Unraveling technology - by taking it apart

Digital devices generally contain fewer parts than mechanical ones. For example, a toaster from the 70s has more parts than a virtual reality headset from 2013. To find out, there's only one way to do so: by opening the device.

In 2013 the book 'Things Come Apart' by photographer Todd McLellan was published. In that book he recorded all kinds of mechanical devices that he had dismantled, such as (analogue) telephones, clock radios and typewriters.

He recently made a 2.0 version in which he also took apart digital devices and rphotographed all parts thereof. This includes, for example, a smartphone, a laptop and a 3D printer. The photos are very similar to the work of iFixit, which makes repair manuals based on open devices and makes highly detailed photos and videos.

In our programmes, Waag wants to unravel technology together with users. A book like that by McLellan can certainly help with that. It shows all components of a device."When the first book came out, the idea of repair technology was very new," McLellan says. "There weren’t many people doing it. Now people seem to want to get back to understanding and repairing what you have, which has been great."

"When I was taking apart a product [for the first book], I could understand how it worked – I’d press a button and you’d see it move a mechanism," he says. With the new book, he was exposed to "minuscule transistors, resistors, and capacitors" that he couldn’t remove without them "looking like dust" on camera.

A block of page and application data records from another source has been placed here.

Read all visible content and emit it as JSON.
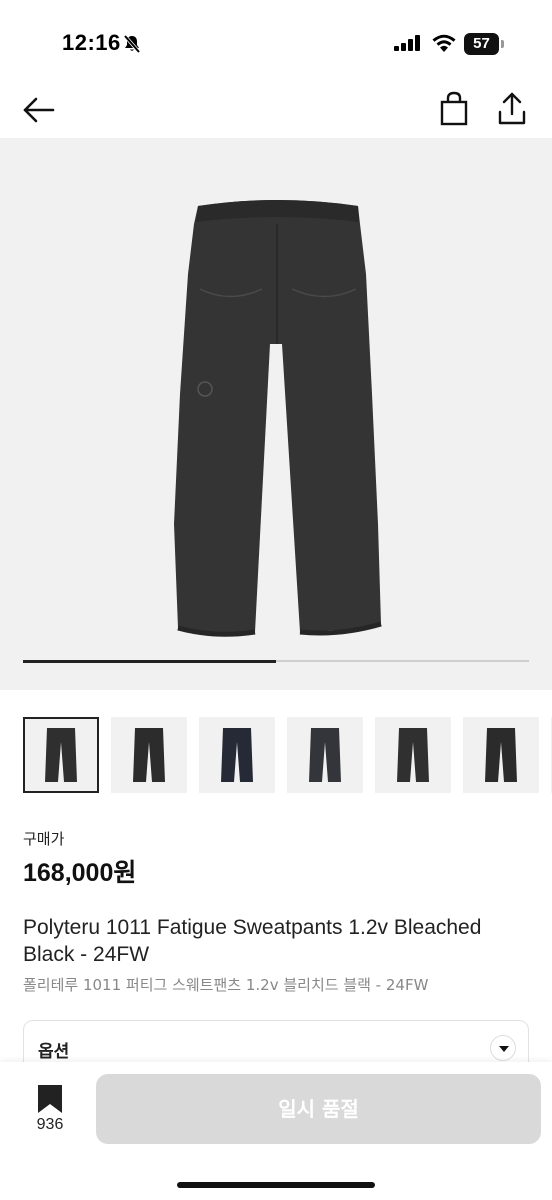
{
  "status_bar": {
    "time": "12:16",
    "battery": "57"
  },
  "product": {
    "gallery": {
      "image_count": 7,
      "current_index": 1,
      "progress_fraction": 0.5,
      "thumbnails": [
        {
          "color": "#2f2f2f",
          "selected": true
        },
        {
          "color": "#2c2c2c",
          "selected": false
        },
        {
          "color": "#252a36",
          "selected": false
        },
        {
          "color": "#33353a",
          "selected": false
        },
        {
          "color": "#303030",
          "selected": false
        },
        {
          "color": "#2b2b2b",
          "selected": false
        }
      ]
    },
    "price_label": "구매가",
    "price": "168,000원",
    "title_en": "Polyteru 1011 Fatigue Sweatpants 1.2v Bleached Black - 24FW",
    "title_ko": "폴리테루 1011 퍼티그 스웨트팬츠 1.2v 블리치드 블랙 - 24FW"
  },
  "options": {
    "label": "옵션"
  },
  "bottom_bar": {
    "bookmark_count": "936",
    "action_label": "일시 품절"
  },
  "icons": {
    "back": "arrow-left-icon",
    "bag": "shopping-bag-icon",
    "share": "share-icon",
    "bookmark": "bookmark-icon",
    "option_toggle": "chevron-down-icon"
  },
  "colors": {
    "disabled_button": "#d9d9d9",
    "hero_background": "#f1f1f1",
    "product_color": "#2f2f2f"
  }
}
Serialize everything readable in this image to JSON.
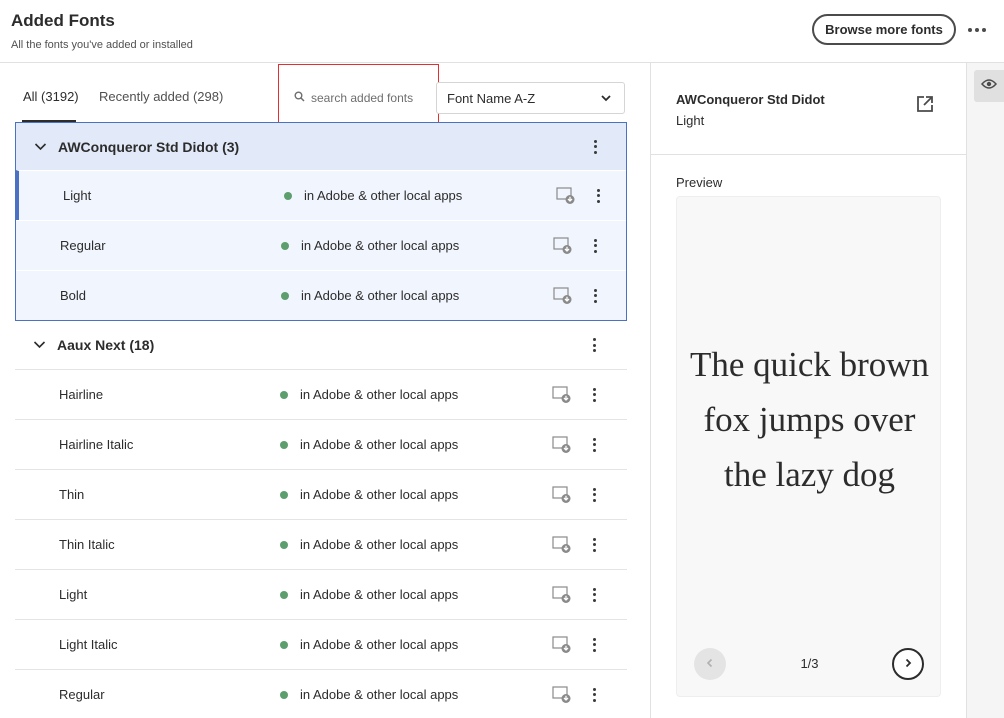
{
  "header": {
    "title": "Added Fonts",
    "subtitle": "All the fonts you've added or installed",
    "browse_label": "Browse more fonts",
    "more_icon": "more-horizontal-icon"
  },
  "tabs": [
    {
      "label": "All (3192)",
      "active": true
    },
    {
      "label": "Recently added (298)",
      "active": false
    }
  ],
  "search": {
    "placeholder": "search added fonts"
  },
  "sort": {
    "value": "Font Name A-Z"
  },
  "families": [
    {
      "name": "AWConqueror Std Didot (3)",
      "expanded": true,
      "selected": true,
      "styles": [
        {
          "name": "Light",
          "status": "in Adobe & other local apps"
        },
        {
          "name": "Regular",
          "status": "in Adobe & other local apps"
        },
        {
          "name": "Bold",
          "status": "in Adobe & other local apps"
        }
      ]
    },
    {
      "name": "Aaux Next (18)",
      "expanded": true,
      "selected": false,
      "styles": [
        {
          "name": "Hairline",
          "status": "in Adobe & other local apps"
        },
        {
          "name": "Hairline Italic",
          "status": "in Adobe & other local apps"
        },
        {
          "name": "Thin",
          "status": "in Adobe & other local apps"
        },
        {
          "name": "Thin Italic",
          "status": "in Adobe & other local apps"
        },
        {
          "name": "Light",
          "status": "in Adobe & other local apps"
        },
        {
          "name": "Light Italic",
          "status": "in Adobe & other local apps"
        },
        {
          "name": "Regular",
          "status": "in Adobe & other local apps"
        }
      ]
    }
  ],
  "detail": {
    "font_name": "AWConqueror Std Didot",
    "font_style": "Light",
    "preview_label": "Preview",
    "preview_text": "The quick brown fox jumps over the lazy dog",
    "pager": "1/3"
  },
  "colors": {
    "accent": "#4b72c2",
    "status_active": "#5c9e6e",
    "selected_bg": "#e2e9f8",
    "highlight_box": "#e03030"
  }
}
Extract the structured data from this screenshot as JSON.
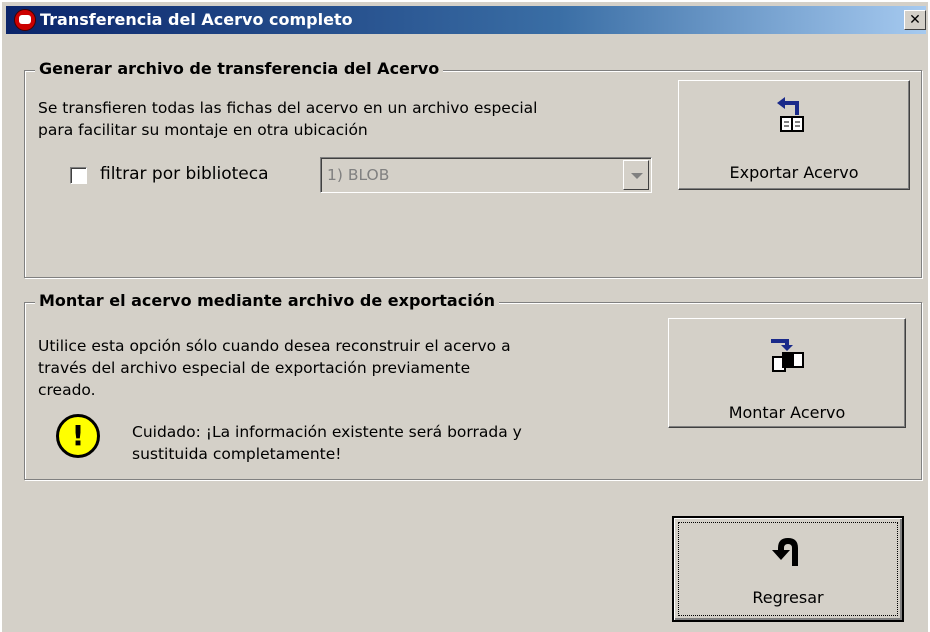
{
  "window": {
    "title": "Transferencia del Acervo completo",
    "close_glyph": "✕"
  },
  "export_group": {
    "legend": "Generar archivo de transferencia del Acervo",
    "description_line1": "Se transfieren todas las fichas del acervo en un archivo especial",
    "description_line2": "para facilitar su montaje en otra ubicación",
    "filter_label": "filtrar por biblioteca",
    "filter_checked": false,
    "library_selected": "1) BLOB",
    "export_button_label": "Exportar Acervo",
    "export_icon": "export-book-icon"
  },
  "mount_group": {
    "legend": "Montar el acervo mediante archivo de exportación",
    "description_line1": "Utilice esta opción sólo cuando desea reconstruir el acervo a",
    "description_line2": "través del archivo especial de exportación previamente",
    "description_line3": "creado.",
    "warning_line1": "Cuidado: ¡La información existente será borrada y",
    "warning_line2": "sustituida completamente!",
    "warning_glyph": "!",
    "mount_button_label": "Montar Acervo",
    "mount_icon": "import-pages-icon"
  },
  "footer": {
    "back_button_label": "Regresar",
    "back_icon": "u-turn-arrow-icon"
  },
  "colors": {
    "window_bg": "#d4d0c8",
    "title_bar": "#0a246a",
    "warning": "#ffff00",
    "arrow": "#1a2a8a"
  }
}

Yet, McLellan argues, just as tech has evolved, so has our ability to fix it.

"I think most people should give it a shot," he says. "People are evolving to learn how to repair things. The knowledge is opening up and there are companies, like circuit board recycling places, that there weren’t before. There are clinics where you can repair screens and exchange certain components."

When asked what the message is that he wants readers to get out of his book, McLellan's answer is simple. "I think it's about understanding your daily life," he says. "Or at least think about it."

Things Come Apart 2.0 is published by Thames & Hudson (£14.95).